A government by consent prioritises rights – the basic needs of individuals and communities that are required for them to take command of their lives and propel themselves to their greatest potential.

The free movement of people pretends to do this for desperate workers in desperate parts of the world, but very often it serves only to prop up low-wage service industries, exploit poverty, and trap people in debt and servility.

If a government is governing by consent, it must prioritise due process, individual liberty under the law, public health, and community. It is the ideology of the day to think that you can’t have these basic rights unless you have a lucrative, explosive economy growing at the rate of a virus.

But this ideology contravenes the heritage of British liberty. The sovereign’s duty is to the welfare and happiness of the people first, and the economy later. The economy serves the community, not the other way round.

The EU, as opposed to any abstract notion of a united Europe, is fundamentally opposed to sovereignty. By “pooling sovereignty” you destroy it. Because consent becomes consensus, and at the very best you acknowledge that the will of the people takes second place next to the the momentum of consensus.

Within the EU, there is not even a pretence at a social contract. Legitimacy is assumed by the rulers, not entrusted to them by the people. In the interests of consensus, countries and their voters are expected to get in line, or be banished – as Britain will be from now on.

You cannot build a truly sovereign state out of the foundations of trade deals. This is the fundamental flaw in the European project.

Those who claim that centralisation and state-building are not the core aim of the European Union are living in a fantasy land.

If a political body has a judiciary, a parliament, a flag, a national anthem, a security policy, makes laws that can overrule local justice systems and has aspirations towards building an army – that is an outfit with pretensions towards statehood.

That the EU can claim to govern with consent is fatuous. The rights of the people have very little to do with trade tariffs and product regulations.

Consent is about entrusting the happiness, health and liberty of the people in the hands of a parliament that can be held to immediate account. The people vote against parliament if they disagree with proposed legislation. No such accountability exists between the European Commission and the people of Europe. You will be hard pushed to find the word liberty anywhere in the bureaucratic, executive documents of the European Union.

Without sovereignty, or the consent of the people, what is a state? It is not a state, in fact.

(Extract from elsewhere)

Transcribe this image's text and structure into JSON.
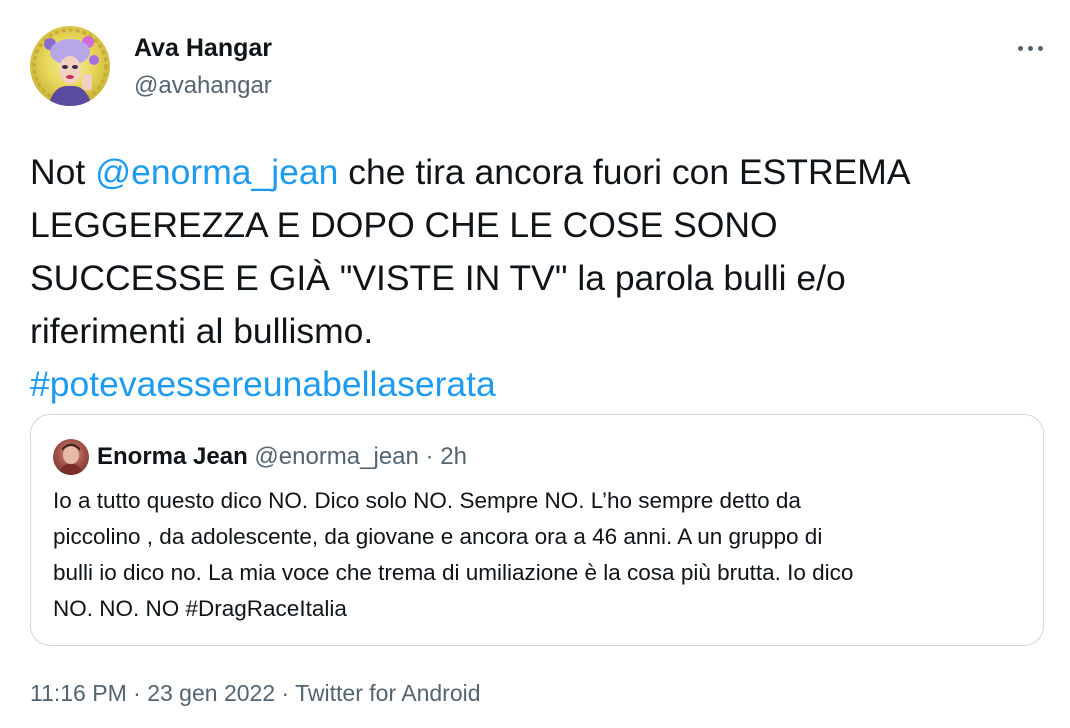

It is an empire.

Closing thoughts

The general liberal conception of what the EU is, seems to to rely on mistaking European unification with a utopian vision of geopolitics.

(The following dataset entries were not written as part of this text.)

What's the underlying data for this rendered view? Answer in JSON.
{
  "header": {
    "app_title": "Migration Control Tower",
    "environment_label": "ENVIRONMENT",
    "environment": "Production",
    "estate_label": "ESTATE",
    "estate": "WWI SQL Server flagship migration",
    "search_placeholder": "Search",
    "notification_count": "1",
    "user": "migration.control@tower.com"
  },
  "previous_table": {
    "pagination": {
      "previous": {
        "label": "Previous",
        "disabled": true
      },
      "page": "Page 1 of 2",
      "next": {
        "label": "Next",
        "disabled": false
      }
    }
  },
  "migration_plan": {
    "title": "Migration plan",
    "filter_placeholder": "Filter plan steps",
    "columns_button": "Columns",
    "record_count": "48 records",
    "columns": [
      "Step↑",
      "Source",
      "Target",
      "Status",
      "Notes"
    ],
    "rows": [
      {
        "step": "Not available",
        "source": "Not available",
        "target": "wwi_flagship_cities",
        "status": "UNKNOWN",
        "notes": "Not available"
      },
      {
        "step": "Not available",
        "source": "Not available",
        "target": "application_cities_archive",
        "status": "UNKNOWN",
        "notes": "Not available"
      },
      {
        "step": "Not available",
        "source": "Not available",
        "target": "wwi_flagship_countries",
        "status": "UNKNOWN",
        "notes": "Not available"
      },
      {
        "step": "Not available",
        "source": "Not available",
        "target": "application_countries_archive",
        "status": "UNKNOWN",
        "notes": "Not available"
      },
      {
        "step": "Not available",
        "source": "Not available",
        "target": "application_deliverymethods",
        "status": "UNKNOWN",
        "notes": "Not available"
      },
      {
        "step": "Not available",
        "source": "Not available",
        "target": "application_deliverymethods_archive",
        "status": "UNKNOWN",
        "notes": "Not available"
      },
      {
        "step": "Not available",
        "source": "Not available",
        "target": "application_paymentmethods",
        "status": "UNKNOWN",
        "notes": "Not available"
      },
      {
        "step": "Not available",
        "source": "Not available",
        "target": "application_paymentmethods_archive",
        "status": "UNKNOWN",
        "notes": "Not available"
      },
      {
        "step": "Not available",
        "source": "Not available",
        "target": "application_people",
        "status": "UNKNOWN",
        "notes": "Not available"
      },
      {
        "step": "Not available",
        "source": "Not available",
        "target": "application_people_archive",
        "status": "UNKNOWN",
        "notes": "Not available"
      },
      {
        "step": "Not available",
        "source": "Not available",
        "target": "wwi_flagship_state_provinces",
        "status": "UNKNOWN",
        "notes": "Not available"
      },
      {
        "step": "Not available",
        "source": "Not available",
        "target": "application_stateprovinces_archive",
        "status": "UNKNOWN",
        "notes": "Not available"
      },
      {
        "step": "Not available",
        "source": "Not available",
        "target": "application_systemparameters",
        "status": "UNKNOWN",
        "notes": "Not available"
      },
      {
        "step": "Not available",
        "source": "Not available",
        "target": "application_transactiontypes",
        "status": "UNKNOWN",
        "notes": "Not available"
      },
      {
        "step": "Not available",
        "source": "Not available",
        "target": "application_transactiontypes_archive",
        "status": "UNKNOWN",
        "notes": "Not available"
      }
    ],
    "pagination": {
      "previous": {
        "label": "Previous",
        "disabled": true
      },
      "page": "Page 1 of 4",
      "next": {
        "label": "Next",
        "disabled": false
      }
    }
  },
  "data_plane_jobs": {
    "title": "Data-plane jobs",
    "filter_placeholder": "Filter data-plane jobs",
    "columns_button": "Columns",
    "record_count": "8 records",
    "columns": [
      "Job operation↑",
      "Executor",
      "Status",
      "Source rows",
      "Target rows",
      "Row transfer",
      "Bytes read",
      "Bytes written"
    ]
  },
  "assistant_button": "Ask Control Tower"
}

Difference, bad. Sameness, good.

The tantrums and outrage still echoing through the halls of Westminster, and still plastered over every progressive’s social media profile, all converge on the belief that the eradication of national sovereignty and borders brings us closer to ending all wars, forever. This gives the bruised Remainers the aura of righteousness. Even in defeat, this ideology of world peace, is dangerously imperialistic.

In the parliamentary system as exhibited in the British heritage of civil rule, there is no claim to unity, world peace, or a brighter future. There is no supervenient ideology, however noble and progressive.

The virtues prized by the common people are embodied in the machinery of sovereignty. British people have themselves often wondered why there is no official constitution, like that of the USA, here in the UK. But there is a beauty the to the parliamentary system without it.

The core constitutional value is government by consent. The public good, and the public good only, is what legitimises power. The British have greater common sense than to try and stand for abstract visions like world peace, global stability and unity at all costs.

The hot mess of parliamentary contest and equality under the law are good enough for the simple common sense of the British people. This was proven by last week’s historic vote.